Trump, among other abuses, has beggared the Secret Service with his regular $3 million weekend retreats to his own luxury hotels. And a big part of that $3 million in taxpayer cash flows straight into Trump’s own pocket since he’s declined to comp the Secret Service accommodations in return for the free protection he and his family receives. Wouldn’t that be the least that a man who claims to be a billionaire could do if he really has to spend almost every weekend at his own properties? And I may add that he takes these golfing weekends away in spite of the fine, big, white house the taxpayers have loaned him, a house where nobody has to pay extra for his protection.

If this isn’t an abuse that needs to checked, I don’t know what is.

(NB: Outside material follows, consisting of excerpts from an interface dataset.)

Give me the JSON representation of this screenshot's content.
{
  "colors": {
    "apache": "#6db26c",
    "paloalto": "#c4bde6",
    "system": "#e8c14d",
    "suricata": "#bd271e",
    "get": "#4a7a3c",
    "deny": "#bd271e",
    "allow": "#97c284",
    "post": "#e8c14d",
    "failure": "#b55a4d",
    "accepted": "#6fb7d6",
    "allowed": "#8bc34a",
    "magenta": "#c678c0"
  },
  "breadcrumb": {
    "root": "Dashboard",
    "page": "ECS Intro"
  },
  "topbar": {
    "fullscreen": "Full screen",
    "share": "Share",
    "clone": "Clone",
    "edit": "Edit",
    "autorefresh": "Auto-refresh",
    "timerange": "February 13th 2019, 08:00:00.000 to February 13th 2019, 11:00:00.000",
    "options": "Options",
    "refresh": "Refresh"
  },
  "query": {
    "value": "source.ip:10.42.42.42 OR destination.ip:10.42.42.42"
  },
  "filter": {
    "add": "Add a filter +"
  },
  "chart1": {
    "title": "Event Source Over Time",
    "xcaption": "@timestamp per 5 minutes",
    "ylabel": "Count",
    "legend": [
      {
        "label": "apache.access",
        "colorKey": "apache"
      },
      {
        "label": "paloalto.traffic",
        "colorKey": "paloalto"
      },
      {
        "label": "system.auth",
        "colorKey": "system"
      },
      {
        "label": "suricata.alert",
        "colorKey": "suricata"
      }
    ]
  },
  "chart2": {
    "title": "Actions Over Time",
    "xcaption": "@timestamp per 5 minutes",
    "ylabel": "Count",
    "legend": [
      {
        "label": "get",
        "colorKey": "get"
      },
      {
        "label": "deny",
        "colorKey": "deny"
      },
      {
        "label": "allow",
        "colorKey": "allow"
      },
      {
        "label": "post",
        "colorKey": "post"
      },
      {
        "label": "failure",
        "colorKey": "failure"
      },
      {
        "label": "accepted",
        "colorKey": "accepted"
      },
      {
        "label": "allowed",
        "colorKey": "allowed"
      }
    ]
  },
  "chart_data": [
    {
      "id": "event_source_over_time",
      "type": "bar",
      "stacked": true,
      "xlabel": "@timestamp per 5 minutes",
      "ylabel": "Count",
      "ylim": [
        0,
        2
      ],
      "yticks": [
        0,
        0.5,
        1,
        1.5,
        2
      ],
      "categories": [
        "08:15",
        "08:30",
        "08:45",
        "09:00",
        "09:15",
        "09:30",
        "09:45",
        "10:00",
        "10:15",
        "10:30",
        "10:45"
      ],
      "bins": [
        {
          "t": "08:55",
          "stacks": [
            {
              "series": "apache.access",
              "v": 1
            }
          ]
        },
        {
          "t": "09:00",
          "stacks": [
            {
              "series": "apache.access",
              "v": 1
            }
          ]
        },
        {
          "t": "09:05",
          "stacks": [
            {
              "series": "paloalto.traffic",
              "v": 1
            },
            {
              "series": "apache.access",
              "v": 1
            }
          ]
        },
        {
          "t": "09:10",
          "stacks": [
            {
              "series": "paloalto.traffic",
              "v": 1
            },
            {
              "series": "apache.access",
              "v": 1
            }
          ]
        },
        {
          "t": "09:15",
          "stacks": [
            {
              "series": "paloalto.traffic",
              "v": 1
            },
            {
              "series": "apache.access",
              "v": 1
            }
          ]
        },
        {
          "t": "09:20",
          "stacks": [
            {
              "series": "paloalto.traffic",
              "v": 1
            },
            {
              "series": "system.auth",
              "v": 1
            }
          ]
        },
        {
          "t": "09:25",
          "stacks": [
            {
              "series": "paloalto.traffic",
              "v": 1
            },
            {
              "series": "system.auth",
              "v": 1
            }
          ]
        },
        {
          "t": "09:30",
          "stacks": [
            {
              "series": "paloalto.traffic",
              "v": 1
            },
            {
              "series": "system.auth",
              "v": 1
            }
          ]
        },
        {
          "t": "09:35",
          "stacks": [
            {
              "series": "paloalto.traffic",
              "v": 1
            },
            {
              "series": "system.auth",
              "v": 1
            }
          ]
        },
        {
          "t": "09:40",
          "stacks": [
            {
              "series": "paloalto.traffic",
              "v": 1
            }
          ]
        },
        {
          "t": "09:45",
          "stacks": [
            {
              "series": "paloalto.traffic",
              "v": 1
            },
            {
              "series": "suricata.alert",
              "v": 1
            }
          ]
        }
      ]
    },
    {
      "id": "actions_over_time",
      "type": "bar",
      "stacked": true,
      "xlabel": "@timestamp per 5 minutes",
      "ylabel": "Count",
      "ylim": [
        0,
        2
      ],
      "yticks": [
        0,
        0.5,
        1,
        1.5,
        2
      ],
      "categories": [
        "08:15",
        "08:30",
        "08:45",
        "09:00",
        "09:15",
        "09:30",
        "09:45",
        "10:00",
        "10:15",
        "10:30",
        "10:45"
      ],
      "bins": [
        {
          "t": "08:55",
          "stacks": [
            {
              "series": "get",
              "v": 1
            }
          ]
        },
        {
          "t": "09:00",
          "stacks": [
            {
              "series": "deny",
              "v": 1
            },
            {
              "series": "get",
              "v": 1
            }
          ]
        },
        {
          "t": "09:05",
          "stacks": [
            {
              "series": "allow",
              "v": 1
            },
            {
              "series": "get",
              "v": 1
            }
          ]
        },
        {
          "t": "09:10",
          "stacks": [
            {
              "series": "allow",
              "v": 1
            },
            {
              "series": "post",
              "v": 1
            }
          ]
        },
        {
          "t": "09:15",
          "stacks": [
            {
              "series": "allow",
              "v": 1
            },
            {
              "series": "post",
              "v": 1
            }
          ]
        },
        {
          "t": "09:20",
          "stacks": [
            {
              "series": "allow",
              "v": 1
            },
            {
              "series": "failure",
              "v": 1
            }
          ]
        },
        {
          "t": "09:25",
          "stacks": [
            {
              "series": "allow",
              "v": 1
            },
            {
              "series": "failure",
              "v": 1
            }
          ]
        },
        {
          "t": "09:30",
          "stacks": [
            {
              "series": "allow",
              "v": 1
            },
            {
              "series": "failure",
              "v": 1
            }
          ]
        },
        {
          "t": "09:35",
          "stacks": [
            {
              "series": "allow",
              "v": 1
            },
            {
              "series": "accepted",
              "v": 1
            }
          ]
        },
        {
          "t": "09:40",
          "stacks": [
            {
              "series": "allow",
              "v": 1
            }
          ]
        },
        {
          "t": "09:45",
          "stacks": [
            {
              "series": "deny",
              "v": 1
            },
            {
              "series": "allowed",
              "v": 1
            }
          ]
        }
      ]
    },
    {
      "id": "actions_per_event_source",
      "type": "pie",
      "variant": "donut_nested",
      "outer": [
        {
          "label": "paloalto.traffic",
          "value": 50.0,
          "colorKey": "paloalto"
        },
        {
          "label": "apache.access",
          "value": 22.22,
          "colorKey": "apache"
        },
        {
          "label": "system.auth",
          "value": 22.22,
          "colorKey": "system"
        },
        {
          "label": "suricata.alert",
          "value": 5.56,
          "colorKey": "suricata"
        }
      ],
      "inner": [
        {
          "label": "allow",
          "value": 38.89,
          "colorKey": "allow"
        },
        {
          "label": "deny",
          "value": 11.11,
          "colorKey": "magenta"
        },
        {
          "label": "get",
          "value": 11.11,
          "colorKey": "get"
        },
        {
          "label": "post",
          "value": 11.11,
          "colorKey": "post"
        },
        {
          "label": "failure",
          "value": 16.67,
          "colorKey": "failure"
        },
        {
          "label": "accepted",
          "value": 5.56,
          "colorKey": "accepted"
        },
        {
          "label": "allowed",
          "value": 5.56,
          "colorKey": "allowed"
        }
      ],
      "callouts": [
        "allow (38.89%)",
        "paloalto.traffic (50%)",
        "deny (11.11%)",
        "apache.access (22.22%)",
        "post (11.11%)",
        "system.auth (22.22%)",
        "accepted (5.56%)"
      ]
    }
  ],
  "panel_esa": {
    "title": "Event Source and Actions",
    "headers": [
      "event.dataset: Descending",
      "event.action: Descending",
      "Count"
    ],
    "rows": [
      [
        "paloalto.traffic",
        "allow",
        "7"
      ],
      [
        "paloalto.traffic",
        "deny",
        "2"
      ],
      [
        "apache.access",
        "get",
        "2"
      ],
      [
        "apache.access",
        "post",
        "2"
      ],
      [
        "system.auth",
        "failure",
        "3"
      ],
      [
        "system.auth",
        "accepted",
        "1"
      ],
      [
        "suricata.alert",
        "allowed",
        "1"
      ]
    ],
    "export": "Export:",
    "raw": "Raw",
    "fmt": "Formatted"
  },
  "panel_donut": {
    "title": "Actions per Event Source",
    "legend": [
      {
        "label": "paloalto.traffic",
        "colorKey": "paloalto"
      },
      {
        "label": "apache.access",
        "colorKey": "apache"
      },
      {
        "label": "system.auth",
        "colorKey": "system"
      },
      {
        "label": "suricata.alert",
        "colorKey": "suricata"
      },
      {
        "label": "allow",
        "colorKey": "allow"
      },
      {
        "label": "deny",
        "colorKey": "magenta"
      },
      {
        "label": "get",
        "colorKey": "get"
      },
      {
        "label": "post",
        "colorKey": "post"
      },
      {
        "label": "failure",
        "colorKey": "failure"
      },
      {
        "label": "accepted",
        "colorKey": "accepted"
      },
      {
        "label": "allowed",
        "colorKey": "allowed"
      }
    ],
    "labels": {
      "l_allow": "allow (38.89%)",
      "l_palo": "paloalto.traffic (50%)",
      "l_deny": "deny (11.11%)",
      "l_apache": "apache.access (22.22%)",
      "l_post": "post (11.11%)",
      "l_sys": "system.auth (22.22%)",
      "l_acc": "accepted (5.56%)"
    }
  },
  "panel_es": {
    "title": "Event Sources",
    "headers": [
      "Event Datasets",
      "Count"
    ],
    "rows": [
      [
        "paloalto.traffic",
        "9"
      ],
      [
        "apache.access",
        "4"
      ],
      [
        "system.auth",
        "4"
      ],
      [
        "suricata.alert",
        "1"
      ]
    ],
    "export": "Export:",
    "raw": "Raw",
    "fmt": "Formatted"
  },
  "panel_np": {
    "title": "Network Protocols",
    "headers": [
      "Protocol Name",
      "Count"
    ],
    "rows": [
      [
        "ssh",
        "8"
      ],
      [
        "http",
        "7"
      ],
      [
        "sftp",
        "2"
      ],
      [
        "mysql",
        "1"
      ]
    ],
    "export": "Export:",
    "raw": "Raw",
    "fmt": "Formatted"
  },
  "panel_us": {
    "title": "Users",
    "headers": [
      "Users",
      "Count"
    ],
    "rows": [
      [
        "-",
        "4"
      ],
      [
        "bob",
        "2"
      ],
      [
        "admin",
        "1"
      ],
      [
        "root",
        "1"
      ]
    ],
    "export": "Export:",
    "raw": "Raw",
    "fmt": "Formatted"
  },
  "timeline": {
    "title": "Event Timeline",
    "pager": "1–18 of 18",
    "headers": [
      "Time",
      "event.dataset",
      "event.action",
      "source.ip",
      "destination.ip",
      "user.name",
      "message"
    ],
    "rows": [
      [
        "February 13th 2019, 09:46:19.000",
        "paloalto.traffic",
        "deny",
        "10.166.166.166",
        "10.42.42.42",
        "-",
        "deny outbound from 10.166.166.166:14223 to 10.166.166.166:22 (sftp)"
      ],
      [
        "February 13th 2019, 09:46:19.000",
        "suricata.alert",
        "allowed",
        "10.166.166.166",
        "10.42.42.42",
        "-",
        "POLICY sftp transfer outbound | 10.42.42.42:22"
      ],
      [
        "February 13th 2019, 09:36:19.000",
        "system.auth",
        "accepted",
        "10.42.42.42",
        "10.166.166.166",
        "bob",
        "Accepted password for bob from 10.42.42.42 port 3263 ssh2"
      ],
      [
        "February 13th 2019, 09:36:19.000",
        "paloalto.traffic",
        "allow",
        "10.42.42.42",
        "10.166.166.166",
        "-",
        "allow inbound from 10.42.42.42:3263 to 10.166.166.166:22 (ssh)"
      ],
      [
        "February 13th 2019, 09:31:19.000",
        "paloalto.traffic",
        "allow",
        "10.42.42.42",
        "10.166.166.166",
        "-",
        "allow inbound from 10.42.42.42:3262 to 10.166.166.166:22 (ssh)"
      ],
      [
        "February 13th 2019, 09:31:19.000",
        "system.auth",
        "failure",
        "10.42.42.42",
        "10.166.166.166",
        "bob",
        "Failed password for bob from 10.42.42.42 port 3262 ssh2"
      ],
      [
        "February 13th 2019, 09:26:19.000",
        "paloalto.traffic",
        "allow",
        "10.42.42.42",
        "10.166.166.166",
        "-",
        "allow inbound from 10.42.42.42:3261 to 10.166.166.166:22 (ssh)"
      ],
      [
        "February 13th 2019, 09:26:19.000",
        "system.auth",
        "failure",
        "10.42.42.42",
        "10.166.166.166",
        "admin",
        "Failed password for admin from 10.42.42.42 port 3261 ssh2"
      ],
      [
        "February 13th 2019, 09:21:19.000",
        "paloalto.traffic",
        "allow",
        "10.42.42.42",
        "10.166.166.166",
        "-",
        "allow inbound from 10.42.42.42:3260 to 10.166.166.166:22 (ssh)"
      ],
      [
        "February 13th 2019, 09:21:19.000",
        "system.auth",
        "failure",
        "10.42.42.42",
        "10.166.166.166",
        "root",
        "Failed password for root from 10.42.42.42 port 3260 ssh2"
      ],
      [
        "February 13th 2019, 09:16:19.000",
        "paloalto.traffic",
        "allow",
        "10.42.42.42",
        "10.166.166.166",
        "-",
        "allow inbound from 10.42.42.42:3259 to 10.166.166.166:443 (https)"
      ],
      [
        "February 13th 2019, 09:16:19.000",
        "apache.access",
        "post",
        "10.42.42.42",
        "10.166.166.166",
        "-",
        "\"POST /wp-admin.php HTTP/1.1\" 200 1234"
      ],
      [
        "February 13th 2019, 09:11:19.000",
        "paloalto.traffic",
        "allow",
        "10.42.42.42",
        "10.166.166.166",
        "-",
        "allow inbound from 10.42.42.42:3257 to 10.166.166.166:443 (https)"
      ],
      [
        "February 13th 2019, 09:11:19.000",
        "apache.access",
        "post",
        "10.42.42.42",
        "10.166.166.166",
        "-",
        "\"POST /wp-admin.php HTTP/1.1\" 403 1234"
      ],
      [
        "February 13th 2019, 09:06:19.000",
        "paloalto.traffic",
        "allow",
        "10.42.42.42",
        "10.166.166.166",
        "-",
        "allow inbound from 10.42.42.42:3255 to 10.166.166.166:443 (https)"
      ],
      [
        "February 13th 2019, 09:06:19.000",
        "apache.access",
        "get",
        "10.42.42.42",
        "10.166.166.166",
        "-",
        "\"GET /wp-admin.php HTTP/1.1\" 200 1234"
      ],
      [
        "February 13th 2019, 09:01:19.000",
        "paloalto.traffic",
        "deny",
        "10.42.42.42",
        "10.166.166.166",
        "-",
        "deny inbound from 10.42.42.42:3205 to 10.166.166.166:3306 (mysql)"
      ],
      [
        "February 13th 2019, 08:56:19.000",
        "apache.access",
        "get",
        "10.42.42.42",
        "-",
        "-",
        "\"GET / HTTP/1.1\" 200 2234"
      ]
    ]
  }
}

What’s more, some intrepid lawmakers agree and are on the ball. Rep. Adam Schiff (D-CA) has introduced an amendment to the 2018 spending bill that would prohibit allocations to the Secret Service from being used to ” purchase, rent, or otherwise acquire goods or services, including hotel rooms, office space, or golf carts, from entities that are owned or operated by the President or the immediate family of the President.” And Schiff isn’t the only member of the House who’s appalled by Trump’s cavalier appropriation of federal money for himself: Rep. Steven Cohen (D-Tenn.) introduced sixteen appropriations amendments that would “prohibit federal spending at Trump-owned hotels, resorts and other Trump-owned businesses.” No more tax-money going to further enrich America’s wealthiest and – incidentally? -most corrupt President.

Seems to me that this and other fiscal abuses by the president – of which there are many – might be an excellent focus for hearings in the Senate, not to mention a profitable way for our fiscally-excited Senator McCaskill to deploy her energies. At the very least, she could start lending her vocal support to the House’s efforts to rein in Trump’s corruption. After all, nobody can work that fiscal shovel like Claire McCaskill.

Of course, as constitutional law professor Jacob Weisberg observed in a Slate interview, the best way to deal with presidential corruption is impeachment. Although impeachment has to originate in the House, McCaskill might profit from keeping the possibility in mind. Even though she’s tried to make it clear to pinkish citizens of red state Missouri that she doesn’t intend to “fight” the president, the time might come when fighting for Missourians means doing just that. And, of course, he’s already thrown the first punch; it might be time to see what kind of counter-punches our Senator is capable of delivering.